Task prompt |
Give the number of lines in the listing that hold the word "JOSE". Write nothing but that number.

Provided records |
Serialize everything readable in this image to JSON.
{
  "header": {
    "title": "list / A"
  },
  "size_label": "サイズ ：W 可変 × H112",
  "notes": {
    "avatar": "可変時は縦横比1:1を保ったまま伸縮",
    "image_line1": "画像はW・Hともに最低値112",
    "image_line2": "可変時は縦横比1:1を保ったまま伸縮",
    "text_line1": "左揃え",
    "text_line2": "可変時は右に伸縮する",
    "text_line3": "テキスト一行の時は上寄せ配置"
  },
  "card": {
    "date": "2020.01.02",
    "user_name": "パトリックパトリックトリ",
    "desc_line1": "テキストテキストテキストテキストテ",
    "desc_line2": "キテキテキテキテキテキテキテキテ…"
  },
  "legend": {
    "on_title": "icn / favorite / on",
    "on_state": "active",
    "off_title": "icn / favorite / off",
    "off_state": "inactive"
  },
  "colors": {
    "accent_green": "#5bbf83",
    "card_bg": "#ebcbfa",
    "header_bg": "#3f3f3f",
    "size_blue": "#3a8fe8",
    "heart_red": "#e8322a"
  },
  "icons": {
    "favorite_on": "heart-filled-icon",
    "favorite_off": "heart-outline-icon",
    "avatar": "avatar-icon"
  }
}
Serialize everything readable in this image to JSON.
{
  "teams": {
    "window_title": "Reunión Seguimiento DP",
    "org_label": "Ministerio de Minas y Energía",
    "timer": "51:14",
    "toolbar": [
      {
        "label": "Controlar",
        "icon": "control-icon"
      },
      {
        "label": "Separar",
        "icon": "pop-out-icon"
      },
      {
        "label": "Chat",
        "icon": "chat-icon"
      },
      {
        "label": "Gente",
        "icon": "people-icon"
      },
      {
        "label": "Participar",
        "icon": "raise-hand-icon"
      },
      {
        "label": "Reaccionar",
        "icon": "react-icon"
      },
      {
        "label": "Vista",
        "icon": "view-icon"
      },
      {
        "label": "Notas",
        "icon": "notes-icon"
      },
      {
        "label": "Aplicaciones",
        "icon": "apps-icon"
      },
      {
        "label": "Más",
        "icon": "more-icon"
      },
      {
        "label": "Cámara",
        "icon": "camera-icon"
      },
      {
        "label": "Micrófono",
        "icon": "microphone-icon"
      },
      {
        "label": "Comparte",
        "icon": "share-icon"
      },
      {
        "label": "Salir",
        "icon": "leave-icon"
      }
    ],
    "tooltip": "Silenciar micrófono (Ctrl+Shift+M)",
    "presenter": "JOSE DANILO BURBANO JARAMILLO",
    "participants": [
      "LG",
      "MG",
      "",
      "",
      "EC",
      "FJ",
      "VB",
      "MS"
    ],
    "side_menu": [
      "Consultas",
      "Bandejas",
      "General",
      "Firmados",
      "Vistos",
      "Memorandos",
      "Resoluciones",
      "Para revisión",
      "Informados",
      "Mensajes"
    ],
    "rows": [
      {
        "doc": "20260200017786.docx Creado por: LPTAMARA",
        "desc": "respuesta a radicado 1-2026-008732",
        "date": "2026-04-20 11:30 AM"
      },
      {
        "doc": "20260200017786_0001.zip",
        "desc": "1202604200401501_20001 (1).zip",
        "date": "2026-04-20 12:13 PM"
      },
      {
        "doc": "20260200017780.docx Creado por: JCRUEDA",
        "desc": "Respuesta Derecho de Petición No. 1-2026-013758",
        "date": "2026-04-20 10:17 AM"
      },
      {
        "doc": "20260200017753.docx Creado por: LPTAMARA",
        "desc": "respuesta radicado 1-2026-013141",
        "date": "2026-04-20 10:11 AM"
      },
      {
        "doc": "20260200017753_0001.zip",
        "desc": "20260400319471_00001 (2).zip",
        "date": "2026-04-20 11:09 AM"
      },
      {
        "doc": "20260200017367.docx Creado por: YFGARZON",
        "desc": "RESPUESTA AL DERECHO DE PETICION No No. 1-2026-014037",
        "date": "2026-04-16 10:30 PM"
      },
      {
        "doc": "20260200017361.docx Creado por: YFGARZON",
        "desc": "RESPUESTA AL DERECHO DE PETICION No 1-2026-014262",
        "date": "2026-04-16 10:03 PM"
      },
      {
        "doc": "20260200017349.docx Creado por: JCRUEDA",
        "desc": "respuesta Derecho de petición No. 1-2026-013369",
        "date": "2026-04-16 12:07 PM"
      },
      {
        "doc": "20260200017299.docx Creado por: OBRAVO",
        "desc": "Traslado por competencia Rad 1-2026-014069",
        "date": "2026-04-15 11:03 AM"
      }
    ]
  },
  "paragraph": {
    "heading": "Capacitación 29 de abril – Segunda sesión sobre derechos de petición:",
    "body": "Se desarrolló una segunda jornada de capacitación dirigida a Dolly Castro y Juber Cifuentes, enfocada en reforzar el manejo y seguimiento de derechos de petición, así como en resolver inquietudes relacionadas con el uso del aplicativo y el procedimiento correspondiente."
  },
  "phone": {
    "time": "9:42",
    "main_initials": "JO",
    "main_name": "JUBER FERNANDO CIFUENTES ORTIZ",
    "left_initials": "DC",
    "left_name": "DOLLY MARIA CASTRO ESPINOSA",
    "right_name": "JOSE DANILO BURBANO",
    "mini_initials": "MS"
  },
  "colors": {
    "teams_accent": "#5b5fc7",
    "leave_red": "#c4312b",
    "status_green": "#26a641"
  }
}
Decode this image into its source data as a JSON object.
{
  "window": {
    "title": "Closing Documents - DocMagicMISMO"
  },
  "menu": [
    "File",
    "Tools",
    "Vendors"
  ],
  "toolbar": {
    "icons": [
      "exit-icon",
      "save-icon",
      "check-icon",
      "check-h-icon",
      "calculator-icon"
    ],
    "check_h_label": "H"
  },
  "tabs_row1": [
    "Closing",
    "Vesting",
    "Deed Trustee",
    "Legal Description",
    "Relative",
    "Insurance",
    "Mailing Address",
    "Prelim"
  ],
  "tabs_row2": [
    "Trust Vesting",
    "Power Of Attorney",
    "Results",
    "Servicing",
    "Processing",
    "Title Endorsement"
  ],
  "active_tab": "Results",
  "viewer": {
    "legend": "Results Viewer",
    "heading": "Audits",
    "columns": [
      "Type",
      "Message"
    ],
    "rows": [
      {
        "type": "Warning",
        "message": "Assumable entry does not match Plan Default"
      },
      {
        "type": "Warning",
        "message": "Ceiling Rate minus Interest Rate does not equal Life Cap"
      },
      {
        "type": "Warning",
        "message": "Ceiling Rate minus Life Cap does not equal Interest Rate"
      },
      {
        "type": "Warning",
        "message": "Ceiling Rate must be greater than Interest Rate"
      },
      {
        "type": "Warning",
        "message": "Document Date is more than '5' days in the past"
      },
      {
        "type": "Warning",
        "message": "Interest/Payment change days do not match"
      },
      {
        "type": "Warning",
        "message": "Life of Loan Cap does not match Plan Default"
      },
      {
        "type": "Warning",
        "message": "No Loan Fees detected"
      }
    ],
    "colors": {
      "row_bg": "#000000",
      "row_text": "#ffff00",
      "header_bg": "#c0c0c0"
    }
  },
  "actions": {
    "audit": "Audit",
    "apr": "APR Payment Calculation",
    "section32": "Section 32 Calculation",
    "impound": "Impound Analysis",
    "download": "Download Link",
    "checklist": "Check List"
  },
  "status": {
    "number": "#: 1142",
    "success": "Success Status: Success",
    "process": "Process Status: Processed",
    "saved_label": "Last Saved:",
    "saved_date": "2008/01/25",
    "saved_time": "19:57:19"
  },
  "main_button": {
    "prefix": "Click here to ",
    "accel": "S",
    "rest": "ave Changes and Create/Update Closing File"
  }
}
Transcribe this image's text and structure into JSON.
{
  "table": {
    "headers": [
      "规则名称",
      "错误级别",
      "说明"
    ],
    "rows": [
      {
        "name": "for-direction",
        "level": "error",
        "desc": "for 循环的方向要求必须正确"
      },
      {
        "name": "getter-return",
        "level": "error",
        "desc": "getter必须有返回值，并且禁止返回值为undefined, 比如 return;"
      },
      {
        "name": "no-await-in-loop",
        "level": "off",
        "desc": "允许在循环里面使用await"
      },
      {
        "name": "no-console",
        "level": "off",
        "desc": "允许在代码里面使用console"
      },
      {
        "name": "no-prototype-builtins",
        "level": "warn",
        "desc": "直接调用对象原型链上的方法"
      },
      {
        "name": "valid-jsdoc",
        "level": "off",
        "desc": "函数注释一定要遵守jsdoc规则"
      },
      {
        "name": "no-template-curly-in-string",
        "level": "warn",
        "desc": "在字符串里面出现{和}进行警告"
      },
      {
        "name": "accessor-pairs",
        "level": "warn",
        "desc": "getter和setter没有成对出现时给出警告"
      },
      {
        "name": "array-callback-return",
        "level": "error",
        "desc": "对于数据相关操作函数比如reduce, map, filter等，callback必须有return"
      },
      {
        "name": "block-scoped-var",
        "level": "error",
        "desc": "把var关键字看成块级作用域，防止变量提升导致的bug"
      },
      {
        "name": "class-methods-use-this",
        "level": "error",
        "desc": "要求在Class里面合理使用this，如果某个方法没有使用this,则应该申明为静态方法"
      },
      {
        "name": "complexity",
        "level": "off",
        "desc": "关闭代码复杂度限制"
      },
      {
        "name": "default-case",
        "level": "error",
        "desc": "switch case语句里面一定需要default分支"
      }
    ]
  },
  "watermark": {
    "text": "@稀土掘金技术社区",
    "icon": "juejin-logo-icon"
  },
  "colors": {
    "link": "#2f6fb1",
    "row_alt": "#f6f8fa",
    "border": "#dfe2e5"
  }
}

Solution to this exercise |
2